Real motion-captured and fully voiced digital renditions of Shawn Ashmore, Dominic Monahgan, Aiden Gillen, and Lanze Reddick really brought the game to life. As these actors appear in the TV Series and the game, you’ll finish the game forgetting which parts you remember as the show and what you remember as a gameplay section. The performances weren’t a big stretch for the characters as most of the actors were playing to their type for the most part. There are also actors that are just in the show that which, while one-dimensional, really hold their own it what is essentially a 4-episode miniseries. The story itself goes balls deep into some great time traveling story that feels at some times lifted right out of the film “Primer”.

AUDIO: 1/2

While the game’s OST itself isn’t particularly special, the game makes up for it by having the music react to you when you use abilities. This really brings your powers to life when the music starts jumping around in tune with your warp-dashing and time-freezing antics. The mastery of space in the sound is great too. Sound effects like screams that get frozen into time when you take down an enemy is something that really enhances your gaming experience. This really sets it apart from other third person shooter games by giving your attacks a lot of visceral impact.

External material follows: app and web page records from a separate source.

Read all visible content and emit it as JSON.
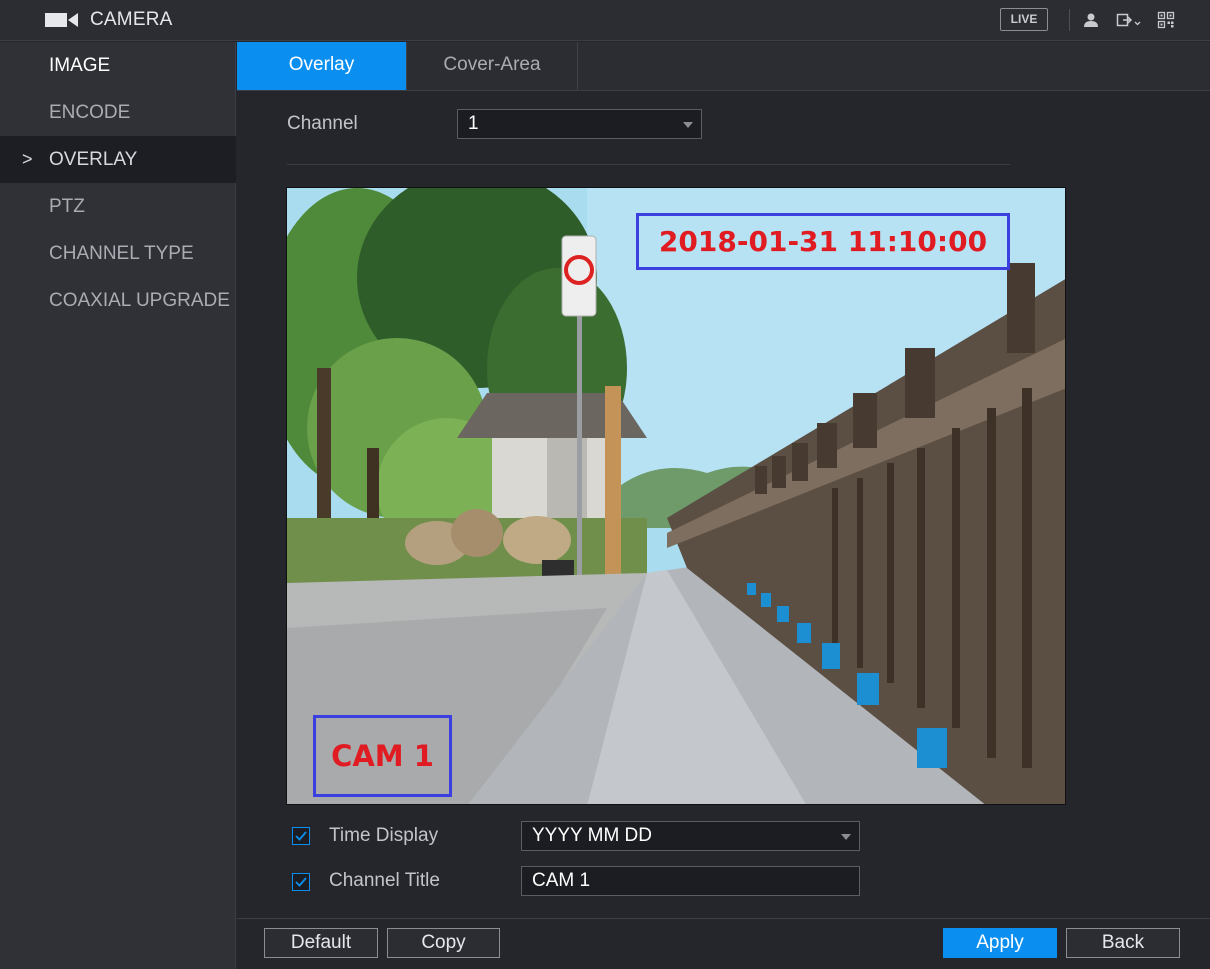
{
  "header": {
    "title": "CAMERA",
    "camera_icon": "video-camera-icon",
    "live_label": "LIVE",
    "icons": [
      "user-icon",
      "logout-icon",
      "qr-code-icon"
    ]
  },
  "sidebar": {
    "items": [
      {
        "label": "IMAGE"
      },
      {
        "label": "ENCODE"
      },
      {
        "label": "OVERLAY",
        "chevron": ">"
      },
      {
        "label": "PTZ"
      },
      {
        "label": "CHANNEL TYPE"
      },
      {
        "label": "COAXIAL UPGRADE"
      }
    ]
  },
  "tabs": [
    {
      "label": "Overlay",
      "active": true
    },
    {
      "label": "Cover-Area",
      "active": false
    }
  ],
  "channel": {
    "label": "Channel",
    "value": "1"
  },
  "preview": {
    "time_overlay": "2018-01-31 11:10:00",
    "title_overlay": "CAM 1"
  },
  "time_display": {
    "checked": true,
    "label": "Time Display",
    "value": "YYYY MM DD"
  },
  "channel_title": {
    "checked": true,
    "label": "Channel Title",
    "value": "CAM 1"
  },
  "buttons": {
    "default": "Default",
    "copy": "Copy",
    "apply": "Apply",
    "back": "Back"
  },
  "colors": {
    "accent": "#0a8ff0",
    "overlay_box": "#3b3fe0",
    "overlay_text": "#e01c22"
  }
}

There’s a lot of story to be had in the game, and structurally the game’s combat sections almost seem like intermissions between plot developments. But in a game like this, it manages to keep you interested. All of the fights and locations are fairly unique and the sheer level of awesome you can pull off during a section are a sight to behold. Each encounter feels like a new set piece as you battle your way through unique locations. Between these set pieces, you have almost the exact same plot delivery method used as Alan Wake, wherein NPCs will walk around and talk to you or you are alone navigating a location where time has frozen for a moment. This does break up the action, but serves up as a well-paced interlude between fights.

FUN: 1/2

The biggest problem with the game is that after I finished it, I didn’t have any desire to play the game again, despite knowing that you can change your choices to change the series. It was a thrill ride but I was sufficiently satisfied by the end. Also, the final boss was maddeningly hard compared to the content of the rest of the game, and some of that frustration led me to leaving the game after I was done. I enjoyed my experience, but that one playthrough felt sufficient. I might revisit it again sometime. Maybe force someone else to play it since the game is so damn c i n e m a t i c.

Quantum Break was a fun ride and a good foray into changing up the formula for game making in a way that has never been tested before. It’s a great experience to check out, but if you crave gameplay over plot, this game is not for you. That said, if Remedy wants to make a TV show so bad, they should just go ahead and do it.

SCORE: 8/10

April 5th, 2016 by